HomeNewsBriefUruguay Targets Motorcycles in Effort to Fight Crime
BRIEF

Uruguay Targets Motorcycles in Effort to Fight Crime

HOMICIDES / 18 MAR 2015 BY KYRA GURNEY EN

Security forces in Uruguay have seized nearly 400 motorcycles in an operation meant to combat contract killings and robberies, one sign of the concern over rising violence in one of Latin America’s safest countries.

Three days into an operation that began on March 13, police in Uruguay had seized 279 motorcycles in capital city Montevideo and the provinces of Canelones and Maldonado for violating traffic laws or lacking proper documentation, reported El Observador. Roughly one hundred more were seized in other provinces in the country’s interior, while eight people were detained.

Motorcycles are frequently used to carry out contract killings, robberies, and to transport drugs, leading Uruguay’s Ministry of the Interior to strengthen controls over motorcycle use, reported El Pais. According to the newspaper, a stolen motorcycle can be purchased for around $400 on Uruguay’s black market. 

InSight Crime Analysis

Uruguay’s crackdown on motorcyle use as a means to reduce murders and robberies highlights growing concern over crime in the country, traditionally one of the safest in Latin America. Between March 2010 and November 2014, during the term of former President Jose Mujica, Uruguay registered 1,263 murders, compared to 1,034 during the previous presidential term. This relatively small uptick in homicides was primarily due to rising violence in Montevideo province, home to the country’s capital, according to a study conducted by the security think tank Observatorio Fundapro.

Although security issues in Uruguay pale in comparison to many other Latin American countries, perceptions of insecurity are relatively high. In a 2012 survey conducted by Corporacion Latinobarometro (pdf, around 40 percent of respondents identified citizen security as the biggest issue facing the country. Robberies in particular have a significant impact on security perceptions. In January, Ricardo Fraiman, the coordinator for the Citizen Security Program at Uruguay’s Interior Ministry, told InSight Crime that perceptions of insecurity in Montevideo are fueled largely by armed robberies, although this is not necessarily the most common type of crime in the country’s capital.

SEE ALSO: Uruguay News and Profile

Uruguay is not the first country to target motorcycles in an attempt to fight crime. In November 2012, the Colombian city of Medellin banned male motorcycle passengers in an effort to cut down on contract killings. Similarly, Honduras implemented a temporary ban on motorcycle passengers in 2011 following several killings committed by gunmen on motorcycles. Given their agility in areas with heavy traffic, motorcycles are often favored escape vehicles for criminals in urban areas.
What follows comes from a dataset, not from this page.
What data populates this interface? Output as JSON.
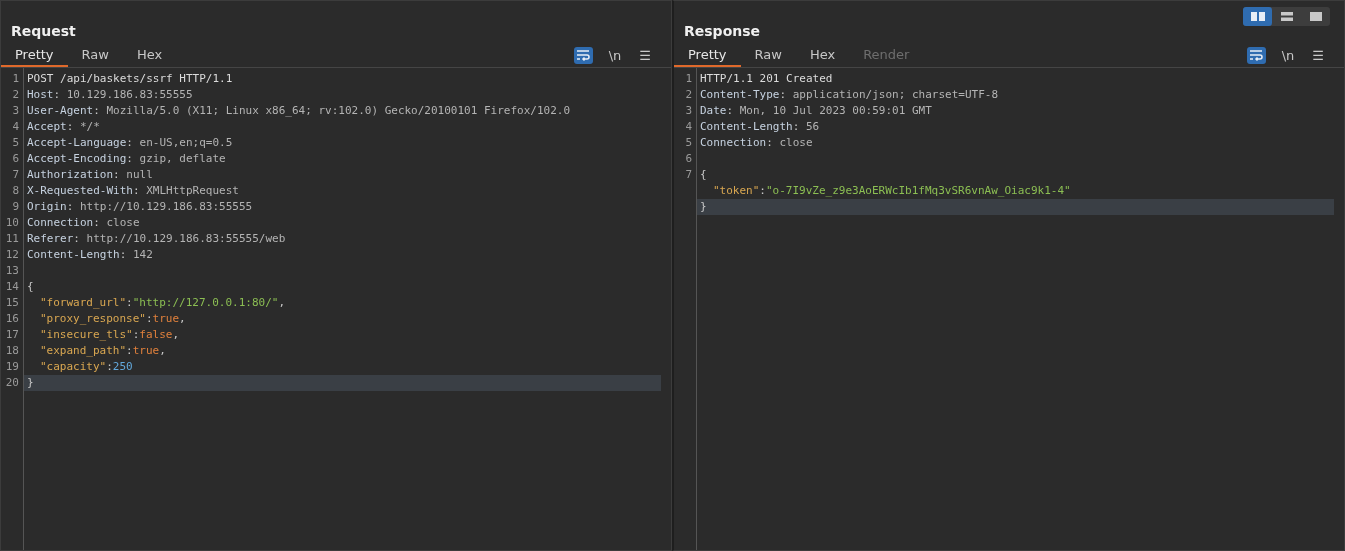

Compartir icon icon icon

What are your thoughts? Click here to send InSight Crime your comments.

We encourage readers to copy and distribute our work for non-commercial purposes, with attribution to InSight Crime in the byline and links to the original at both the top and bottom of the article. Check the Creative Commons website for more details of how to share our work, and please send us an email if you use an article.

Related Content

HOMICIDES / 16 AUG 2011

In the tenth and final installment of a series of "myth-busting" blog posts, the Mexican government pointed out that…

BARRIO 18 / 20 APR 2017

When someone is murdered in Guatemala, police, forensic doctors and government prosecutors start making their way to the crime scene…

MONEY LAUNDERING / 14 MAR 2013

Colombian and Mexican drug traffickers are likely using Uruguay for money laundering, according to a United States report, underscoring the…

About InSight Crime

THE ORGANIZATION

We Have Updated Our Website

4 FEB 2021

Welcome to our new home page. We have revamped the site to create a better display and reader experience.

THE ORGANIZATION

InSight Crime Events – Border Crime: The Northern Triangle and Tri-Border Area

ARGENTINA / 25 JAN 2021

Through several rounds of extensive field investigations, our researchers have analyzed and mapped out the main illicit economies and criminal groups present in 39 border departments spread across the six countries of study – the Northern Triangle trio of Guatemala, Honduras, and El…

BRIEF

InSight Crime’s ‘Memo Fantasma’ Investigation Wins Simón Bolívar National Journalism Prize

COLOMBIA / 20 NOV 2020

The staff at InSight Crime was awarded the prestigious Simón Bolívar national journalism prize in Colombia for its two-year investigation into the drug trafficker known as “Memo Fantasma,” which was…

ANALYSIS

InSight Crime – From Uncovering Organized Crime to Finding What Works

COLOMBIA / 12 NOV 2020

This project began 10 years ago as an effort to address a problem: the lack of daily coverage, investigative stories and analysis of organized crime in the Americas. …

ANALYSIS

InSight Crime – Ten Years of Investigating Organized Crime in the Americas

FEATURED / 2 NOV 2020

In early 2009, Steven Dudley was in Medellín, Colombia. His assignment: speak to a jailed paramilitary leader in the Itagui prison, just south of the city. Following his interview inside…